[DATA RECORDS — start]

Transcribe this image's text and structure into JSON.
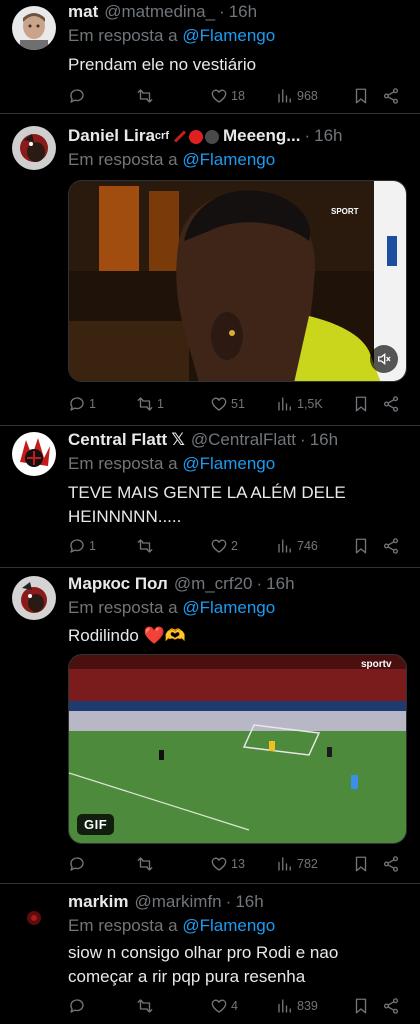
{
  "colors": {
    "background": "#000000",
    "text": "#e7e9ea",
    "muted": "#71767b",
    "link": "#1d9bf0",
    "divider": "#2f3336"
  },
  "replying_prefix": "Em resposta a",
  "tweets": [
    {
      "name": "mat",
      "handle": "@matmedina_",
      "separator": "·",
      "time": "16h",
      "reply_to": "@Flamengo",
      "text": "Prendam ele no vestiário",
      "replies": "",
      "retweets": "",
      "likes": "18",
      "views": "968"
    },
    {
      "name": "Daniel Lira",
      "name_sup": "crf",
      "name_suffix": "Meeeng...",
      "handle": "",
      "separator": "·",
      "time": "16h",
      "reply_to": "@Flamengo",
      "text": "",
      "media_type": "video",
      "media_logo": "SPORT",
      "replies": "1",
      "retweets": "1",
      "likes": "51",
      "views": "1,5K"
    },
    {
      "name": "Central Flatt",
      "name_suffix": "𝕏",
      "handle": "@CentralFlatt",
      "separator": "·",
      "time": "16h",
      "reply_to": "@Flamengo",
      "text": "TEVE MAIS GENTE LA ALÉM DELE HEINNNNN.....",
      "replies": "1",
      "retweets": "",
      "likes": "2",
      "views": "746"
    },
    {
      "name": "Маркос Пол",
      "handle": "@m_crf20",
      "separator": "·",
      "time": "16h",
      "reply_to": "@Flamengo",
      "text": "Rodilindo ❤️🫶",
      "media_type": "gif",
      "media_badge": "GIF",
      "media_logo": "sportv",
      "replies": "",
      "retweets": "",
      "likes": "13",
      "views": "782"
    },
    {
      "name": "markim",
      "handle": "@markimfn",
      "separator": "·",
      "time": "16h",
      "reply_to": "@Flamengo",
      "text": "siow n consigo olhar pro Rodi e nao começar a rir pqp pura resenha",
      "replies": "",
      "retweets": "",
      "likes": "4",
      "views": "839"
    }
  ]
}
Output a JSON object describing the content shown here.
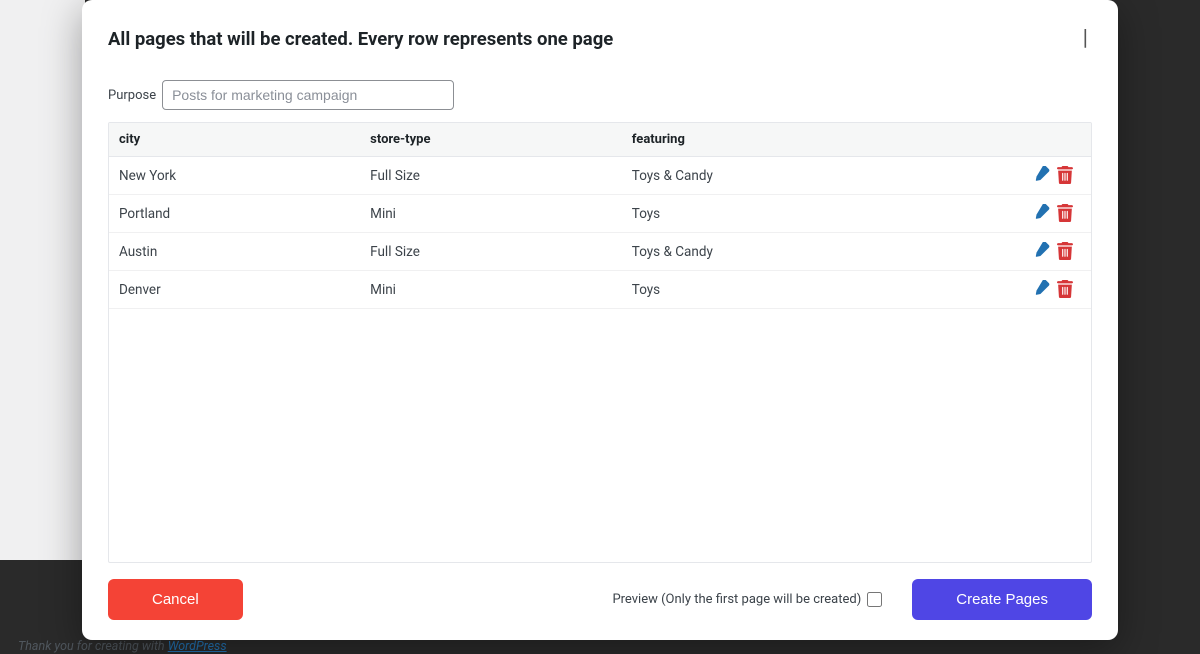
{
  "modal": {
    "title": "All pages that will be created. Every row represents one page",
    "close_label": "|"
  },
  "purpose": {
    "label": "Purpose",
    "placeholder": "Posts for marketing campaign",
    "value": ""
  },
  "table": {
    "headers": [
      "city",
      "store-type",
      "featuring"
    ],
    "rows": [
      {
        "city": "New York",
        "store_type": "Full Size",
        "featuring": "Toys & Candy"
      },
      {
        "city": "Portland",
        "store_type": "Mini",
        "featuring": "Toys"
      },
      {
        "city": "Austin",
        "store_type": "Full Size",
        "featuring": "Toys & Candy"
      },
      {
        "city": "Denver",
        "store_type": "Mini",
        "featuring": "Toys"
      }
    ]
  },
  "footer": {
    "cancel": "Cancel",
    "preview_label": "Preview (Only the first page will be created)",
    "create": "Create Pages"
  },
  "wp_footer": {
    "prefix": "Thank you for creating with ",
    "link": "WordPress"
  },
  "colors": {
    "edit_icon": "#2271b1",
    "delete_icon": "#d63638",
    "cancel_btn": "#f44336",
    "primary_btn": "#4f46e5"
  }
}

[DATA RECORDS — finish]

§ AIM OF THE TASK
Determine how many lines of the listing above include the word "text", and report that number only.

§ OUTPUT
7